▸ TASK OBJECTIVE:
Your task is to count the lines of the entries below that include the word "الشرق" and to give only the resulting number.

▸ RAW DATA:
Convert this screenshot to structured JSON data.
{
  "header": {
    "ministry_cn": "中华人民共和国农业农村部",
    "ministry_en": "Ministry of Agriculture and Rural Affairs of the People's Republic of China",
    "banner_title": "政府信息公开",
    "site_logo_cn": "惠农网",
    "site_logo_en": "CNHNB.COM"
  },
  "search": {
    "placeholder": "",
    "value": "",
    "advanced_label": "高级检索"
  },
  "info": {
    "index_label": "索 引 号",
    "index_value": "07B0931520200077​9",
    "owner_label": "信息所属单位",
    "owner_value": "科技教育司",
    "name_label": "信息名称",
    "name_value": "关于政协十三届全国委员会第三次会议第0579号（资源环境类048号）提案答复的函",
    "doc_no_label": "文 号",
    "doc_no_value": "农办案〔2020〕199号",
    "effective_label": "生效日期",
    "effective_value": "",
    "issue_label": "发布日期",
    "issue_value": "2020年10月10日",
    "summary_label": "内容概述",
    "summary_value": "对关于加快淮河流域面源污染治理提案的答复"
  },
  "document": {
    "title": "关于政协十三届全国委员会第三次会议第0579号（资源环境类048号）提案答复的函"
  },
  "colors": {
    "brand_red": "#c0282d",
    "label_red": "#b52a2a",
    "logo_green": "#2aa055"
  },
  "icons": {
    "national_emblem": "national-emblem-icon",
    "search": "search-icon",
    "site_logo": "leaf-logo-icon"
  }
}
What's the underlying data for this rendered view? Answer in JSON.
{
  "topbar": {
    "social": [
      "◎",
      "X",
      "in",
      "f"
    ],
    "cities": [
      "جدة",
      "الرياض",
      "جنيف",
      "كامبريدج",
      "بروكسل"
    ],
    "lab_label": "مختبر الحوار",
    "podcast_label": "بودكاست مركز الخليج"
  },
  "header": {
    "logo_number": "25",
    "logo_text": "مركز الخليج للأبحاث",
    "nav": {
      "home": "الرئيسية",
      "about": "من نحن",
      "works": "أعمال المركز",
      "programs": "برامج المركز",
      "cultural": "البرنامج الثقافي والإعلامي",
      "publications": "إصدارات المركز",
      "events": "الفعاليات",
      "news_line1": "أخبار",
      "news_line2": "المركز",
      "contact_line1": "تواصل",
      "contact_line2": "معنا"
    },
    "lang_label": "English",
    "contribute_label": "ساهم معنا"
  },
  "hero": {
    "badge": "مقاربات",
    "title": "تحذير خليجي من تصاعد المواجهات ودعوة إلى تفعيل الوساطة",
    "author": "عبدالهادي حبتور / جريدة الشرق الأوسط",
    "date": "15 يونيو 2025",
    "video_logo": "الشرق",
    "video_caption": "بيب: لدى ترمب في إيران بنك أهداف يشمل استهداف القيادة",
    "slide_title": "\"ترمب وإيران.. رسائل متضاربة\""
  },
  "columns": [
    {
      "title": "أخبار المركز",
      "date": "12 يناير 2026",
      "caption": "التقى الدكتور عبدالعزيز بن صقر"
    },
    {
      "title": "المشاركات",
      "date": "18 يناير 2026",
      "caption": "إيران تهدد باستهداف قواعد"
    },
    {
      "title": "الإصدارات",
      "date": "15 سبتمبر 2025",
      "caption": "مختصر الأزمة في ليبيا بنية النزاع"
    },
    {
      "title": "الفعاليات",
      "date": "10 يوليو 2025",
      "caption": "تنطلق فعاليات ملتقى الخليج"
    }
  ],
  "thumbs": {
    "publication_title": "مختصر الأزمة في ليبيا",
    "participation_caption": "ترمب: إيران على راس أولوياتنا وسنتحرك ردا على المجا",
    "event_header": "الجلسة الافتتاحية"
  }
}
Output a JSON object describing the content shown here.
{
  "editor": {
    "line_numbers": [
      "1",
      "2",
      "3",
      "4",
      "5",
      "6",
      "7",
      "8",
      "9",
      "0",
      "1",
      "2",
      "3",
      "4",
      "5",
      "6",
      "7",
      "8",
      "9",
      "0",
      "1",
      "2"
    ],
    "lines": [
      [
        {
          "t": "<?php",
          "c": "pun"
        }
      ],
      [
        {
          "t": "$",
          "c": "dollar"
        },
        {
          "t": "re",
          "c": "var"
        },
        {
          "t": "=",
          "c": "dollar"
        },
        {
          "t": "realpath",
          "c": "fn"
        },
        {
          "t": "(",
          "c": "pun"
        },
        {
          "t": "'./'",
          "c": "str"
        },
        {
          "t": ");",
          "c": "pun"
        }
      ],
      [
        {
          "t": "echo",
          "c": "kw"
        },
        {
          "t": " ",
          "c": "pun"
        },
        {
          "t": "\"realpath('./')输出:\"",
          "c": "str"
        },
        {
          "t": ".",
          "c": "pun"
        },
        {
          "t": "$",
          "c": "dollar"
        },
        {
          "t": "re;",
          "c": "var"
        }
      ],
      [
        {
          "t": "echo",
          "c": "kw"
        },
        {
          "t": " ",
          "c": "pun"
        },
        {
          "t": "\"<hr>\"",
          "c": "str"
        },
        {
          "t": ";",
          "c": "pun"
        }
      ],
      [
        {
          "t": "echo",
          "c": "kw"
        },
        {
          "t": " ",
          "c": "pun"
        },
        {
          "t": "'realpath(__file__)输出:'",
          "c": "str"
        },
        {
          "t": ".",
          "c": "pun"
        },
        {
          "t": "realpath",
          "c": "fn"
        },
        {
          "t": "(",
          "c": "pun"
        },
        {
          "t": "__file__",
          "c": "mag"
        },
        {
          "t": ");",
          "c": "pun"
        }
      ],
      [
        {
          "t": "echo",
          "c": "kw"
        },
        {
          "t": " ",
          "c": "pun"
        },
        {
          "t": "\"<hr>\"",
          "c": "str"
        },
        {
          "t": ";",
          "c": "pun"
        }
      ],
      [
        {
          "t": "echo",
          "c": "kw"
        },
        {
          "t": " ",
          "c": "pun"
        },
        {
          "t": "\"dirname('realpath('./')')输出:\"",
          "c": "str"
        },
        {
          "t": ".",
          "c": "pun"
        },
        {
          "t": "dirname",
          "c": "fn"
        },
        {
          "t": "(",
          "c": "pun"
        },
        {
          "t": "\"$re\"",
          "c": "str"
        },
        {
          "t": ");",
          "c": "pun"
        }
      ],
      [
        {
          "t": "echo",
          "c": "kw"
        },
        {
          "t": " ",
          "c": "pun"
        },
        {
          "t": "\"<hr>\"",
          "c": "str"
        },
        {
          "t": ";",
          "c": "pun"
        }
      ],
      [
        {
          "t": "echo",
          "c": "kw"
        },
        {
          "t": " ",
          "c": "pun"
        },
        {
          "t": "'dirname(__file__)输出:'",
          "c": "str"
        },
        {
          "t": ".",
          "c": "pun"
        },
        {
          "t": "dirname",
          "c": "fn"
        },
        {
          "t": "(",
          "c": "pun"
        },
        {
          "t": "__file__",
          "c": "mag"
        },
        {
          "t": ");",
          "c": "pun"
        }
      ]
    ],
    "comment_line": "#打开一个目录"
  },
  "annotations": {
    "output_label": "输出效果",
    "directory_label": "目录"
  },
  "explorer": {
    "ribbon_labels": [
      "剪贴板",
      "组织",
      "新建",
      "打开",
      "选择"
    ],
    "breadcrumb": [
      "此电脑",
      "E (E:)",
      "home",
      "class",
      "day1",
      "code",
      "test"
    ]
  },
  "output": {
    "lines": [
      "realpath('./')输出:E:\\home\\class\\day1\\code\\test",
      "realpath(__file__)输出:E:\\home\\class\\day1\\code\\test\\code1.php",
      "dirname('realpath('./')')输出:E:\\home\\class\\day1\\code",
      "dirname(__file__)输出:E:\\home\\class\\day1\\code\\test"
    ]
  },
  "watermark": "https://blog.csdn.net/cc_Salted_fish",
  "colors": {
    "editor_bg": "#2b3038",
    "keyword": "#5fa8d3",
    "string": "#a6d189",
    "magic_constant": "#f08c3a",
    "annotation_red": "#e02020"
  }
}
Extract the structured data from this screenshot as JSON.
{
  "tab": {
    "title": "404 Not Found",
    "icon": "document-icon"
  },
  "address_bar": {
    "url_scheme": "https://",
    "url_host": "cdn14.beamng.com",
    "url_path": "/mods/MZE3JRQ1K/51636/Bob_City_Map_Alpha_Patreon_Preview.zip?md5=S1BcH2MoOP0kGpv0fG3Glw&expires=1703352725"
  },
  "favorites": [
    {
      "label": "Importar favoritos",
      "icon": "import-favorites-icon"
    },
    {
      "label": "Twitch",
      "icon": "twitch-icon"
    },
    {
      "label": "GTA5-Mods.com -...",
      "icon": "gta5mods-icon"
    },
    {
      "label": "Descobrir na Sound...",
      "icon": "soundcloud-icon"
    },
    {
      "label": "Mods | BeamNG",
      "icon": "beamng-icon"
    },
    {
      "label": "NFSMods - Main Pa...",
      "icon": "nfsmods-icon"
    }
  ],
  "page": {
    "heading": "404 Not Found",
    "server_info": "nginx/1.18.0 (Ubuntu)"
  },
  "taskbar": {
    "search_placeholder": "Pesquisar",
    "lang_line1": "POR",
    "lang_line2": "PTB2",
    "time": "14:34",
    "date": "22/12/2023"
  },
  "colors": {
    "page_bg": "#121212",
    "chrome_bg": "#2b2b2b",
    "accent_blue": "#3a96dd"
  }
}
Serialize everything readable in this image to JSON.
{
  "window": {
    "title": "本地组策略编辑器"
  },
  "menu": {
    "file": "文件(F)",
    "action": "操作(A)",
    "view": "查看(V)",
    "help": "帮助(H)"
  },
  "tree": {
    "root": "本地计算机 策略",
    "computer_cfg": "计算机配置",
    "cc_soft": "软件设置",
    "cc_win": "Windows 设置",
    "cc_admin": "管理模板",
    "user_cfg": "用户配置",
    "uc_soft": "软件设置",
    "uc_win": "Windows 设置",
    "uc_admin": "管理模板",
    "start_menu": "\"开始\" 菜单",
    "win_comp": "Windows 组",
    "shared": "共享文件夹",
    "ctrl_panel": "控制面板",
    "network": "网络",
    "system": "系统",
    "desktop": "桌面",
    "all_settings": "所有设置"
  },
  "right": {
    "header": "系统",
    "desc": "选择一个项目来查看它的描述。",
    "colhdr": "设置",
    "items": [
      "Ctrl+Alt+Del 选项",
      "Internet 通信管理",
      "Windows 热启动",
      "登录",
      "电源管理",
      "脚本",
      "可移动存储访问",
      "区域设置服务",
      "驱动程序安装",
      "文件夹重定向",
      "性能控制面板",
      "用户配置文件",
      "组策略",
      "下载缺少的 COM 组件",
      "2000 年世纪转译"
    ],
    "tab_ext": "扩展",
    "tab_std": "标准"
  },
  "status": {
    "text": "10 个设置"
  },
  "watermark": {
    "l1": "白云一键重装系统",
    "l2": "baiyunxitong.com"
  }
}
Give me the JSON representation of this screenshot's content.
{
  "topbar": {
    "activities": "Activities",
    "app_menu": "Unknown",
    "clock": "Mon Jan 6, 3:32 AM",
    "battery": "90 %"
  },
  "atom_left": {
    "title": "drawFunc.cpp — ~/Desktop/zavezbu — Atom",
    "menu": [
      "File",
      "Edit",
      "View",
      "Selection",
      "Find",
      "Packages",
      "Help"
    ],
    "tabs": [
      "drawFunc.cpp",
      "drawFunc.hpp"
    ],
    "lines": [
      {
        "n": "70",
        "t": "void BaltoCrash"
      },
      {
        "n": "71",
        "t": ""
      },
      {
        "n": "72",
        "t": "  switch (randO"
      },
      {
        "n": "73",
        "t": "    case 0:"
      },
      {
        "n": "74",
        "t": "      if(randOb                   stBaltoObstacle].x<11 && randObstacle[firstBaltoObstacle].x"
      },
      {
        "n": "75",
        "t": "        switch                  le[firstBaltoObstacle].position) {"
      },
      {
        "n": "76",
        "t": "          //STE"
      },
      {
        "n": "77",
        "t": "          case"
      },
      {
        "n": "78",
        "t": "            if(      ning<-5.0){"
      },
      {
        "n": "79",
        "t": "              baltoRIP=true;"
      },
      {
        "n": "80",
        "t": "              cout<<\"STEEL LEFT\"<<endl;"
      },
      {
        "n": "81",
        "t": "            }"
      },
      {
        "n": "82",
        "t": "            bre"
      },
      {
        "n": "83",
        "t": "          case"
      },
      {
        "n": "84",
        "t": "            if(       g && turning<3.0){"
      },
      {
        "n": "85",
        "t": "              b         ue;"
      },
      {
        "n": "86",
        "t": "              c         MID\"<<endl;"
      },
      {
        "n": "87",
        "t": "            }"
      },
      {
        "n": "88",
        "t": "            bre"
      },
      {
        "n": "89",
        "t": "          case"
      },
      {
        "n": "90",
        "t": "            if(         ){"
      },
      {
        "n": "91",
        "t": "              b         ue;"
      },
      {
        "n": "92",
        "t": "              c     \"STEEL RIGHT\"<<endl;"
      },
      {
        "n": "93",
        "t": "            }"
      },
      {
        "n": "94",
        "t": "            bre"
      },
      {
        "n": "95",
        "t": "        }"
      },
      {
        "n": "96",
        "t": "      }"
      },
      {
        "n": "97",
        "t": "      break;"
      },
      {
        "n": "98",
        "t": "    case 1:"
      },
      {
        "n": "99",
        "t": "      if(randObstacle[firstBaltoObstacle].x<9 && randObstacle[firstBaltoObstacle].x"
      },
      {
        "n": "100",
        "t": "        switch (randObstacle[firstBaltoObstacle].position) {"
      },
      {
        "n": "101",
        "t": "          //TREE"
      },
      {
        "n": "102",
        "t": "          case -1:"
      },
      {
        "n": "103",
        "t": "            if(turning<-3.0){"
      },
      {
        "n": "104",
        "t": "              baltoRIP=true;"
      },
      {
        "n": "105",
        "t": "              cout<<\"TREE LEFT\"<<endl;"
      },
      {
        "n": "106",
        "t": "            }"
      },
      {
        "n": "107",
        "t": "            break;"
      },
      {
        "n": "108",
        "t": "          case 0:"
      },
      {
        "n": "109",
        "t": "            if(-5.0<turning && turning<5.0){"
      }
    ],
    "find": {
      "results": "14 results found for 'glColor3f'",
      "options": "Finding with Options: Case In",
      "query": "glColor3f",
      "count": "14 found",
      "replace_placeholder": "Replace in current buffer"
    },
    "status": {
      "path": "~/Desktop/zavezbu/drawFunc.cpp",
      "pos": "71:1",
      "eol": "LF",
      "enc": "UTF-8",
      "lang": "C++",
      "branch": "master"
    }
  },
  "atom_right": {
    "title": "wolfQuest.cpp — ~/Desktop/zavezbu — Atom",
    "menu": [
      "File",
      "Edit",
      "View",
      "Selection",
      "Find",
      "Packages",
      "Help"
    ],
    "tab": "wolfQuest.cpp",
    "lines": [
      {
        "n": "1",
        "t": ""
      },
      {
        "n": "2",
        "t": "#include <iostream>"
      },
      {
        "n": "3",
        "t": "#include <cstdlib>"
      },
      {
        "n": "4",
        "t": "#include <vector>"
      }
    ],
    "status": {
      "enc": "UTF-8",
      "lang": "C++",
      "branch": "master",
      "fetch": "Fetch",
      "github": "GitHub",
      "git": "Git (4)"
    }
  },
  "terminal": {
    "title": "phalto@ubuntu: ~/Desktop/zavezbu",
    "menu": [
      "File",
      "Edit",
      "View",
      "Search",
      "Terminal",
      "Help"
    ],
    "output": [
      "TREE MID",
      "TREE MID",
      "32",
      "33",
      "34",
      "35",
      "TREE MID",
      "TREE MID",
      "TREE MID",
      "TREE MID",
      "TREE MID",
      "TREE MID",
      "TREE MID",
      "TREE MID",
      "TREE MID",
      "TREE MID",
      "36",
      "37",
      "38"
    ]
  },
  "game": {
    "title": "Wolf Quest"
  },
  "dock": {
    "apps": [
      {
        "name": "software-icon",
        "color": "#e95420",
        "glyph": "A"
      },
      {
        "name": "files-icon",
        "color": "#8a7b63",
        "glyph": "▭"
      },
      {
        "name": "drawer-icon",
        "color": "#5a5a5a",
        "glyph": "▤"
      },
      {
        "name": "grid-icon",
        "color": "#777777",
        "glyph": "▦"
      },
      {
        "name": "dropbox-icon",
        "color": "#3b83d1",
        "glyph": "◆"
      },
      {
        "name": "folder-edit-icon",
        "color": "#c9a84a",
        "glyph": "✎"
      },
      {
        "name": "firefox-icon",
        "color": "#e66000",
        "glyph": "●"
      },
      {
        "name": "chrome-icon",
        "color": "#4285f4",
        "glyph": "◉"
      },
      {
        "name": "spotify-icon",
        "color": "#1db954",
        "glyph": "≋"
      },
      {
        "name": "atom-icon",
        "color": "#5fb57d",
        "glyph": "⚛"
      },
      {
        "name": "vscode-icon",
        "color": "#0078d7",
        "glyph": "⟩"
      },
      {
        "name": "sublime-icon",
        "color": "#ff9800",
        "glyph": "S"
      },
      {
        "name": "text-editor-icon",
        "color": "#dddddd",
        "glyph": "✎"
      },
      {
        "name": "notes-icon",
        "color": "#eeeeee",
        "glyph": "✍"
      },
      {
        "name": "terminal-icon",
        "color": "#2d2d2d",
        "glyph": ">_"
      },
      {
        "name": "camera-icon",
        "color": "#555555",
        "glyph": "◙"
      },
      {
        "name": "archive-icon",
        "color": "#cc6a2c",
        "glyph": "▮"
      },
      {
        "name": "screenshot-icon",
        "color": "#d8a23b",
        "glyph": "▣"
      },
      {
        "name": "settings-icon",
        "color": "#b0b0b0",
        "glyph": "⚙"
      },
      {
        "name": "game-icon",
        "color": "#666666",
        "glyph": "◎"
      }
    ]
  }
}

▸ ANSWER TO THE PROBLEM:
2